Polyvinyl Chloride (PVC) is one of the most widely used thermoplastic polymers in the world. Naturally white or gray or clear, it is lightweight, durable, economical and easy to process. It can be rigid or pliable, thick or thin.
PVC AT A GLANCE
- Excellent chemical resistance
- Good dimensional stability
- Essentially zero moisture absorption
- Machines to tight tolerance
- Readily available and economical
- Good insulation properties
- Very hard, with extremely good tensile strength
More about PVC
PVC is a low-cost material that is used in a wide variety of applications and industries. Capable of performing up to 140 F, PVC offers resistance to mild acids, alkalis, and solvents. PVC can be found in a wide range of colors. PVC is a thermoplastic material, allowing it to be heated to its melting point, cooled, and reheated again without significant degradation.

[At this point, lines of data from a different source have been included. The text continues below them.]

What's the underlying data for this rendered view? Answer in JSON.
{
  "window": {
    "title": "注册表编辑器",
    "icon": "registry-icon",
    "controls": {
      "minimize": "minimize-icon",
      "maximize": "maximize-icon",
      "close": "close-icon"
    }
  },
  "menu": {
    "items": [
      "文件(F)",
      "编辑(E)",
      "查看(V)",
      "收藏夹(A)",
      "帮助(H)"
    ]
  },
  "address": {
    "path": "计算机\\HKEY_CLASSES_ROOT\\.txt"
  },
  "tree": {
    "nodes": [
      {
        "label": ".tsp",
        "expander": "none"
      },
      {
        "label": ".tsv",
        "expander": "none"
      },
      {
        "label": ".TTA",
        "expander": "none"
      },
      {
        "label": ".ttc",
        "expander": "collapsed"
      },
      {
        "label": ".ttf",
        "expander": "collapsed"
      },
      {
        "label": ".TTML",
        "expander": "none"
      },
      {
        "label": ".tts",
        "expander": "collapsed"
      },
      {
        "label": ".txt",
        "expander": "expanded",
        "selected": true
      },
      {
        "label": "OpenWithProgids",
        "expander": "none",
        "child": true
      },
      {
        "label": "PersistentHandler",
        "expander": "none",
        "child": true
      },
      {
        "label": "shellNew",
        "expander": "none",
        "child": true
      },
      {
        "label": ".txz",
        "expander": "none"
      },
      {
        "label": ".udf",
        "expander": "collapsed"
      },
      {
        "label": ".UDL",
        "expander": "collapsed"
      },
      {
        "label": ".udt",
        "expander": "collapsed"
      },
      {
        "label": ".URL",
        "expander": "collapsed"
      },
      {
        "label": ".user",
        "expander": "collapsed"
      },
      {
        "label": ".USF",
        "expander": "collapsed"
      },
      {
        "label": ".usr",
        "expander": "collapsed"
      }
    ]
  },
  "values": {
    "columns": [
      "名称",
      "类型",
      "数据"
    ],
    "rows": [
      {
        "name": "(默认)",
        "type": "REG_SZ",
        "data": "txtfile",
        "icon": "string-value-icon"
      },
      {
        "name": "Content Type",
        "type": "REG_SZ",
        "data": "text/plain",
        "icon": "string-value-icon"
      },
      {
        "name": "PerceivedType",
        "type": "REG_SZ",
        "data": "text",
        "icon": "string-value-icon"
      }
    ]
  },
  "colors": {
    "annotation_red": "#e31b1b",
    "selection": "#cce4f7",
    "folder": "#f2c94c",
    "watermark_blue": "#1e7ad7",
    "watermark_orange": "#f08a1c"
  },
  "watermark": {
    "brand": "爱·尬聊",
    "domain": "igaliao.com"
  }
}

Commonly referred to as “vinyl,” PVC often replaces traditional building materials like wood, metal, concrete, rubber, and ceramics; it is used to make flooring, windows, siding, roofing, and decks—and is particularly useful in pipes due to its strength, low cost, and resistance to build up, corrosion, or breakage. It is also used in healthcare, electronics, automobile manufacturing, packaging, and other sectors, in products such as blood bags, tubing, wires, cable insulation, windshield system components, signs, shrink wrap, etc.
Research demonstrates that PVC is effective in protecting the environment in terms of low greenhouse gas emissions and conservation of energy.
PVC’s General Engineering Characteristics
- Tensile Strength at yield: 4930 - 9000 PSI
- Melt Temperature: 212 -500 °F
- Heat Deflection Temperature: 198 °F
- Specific Gravity: 1.35 - 1.45
- Density: 1.3-1.45 g/cm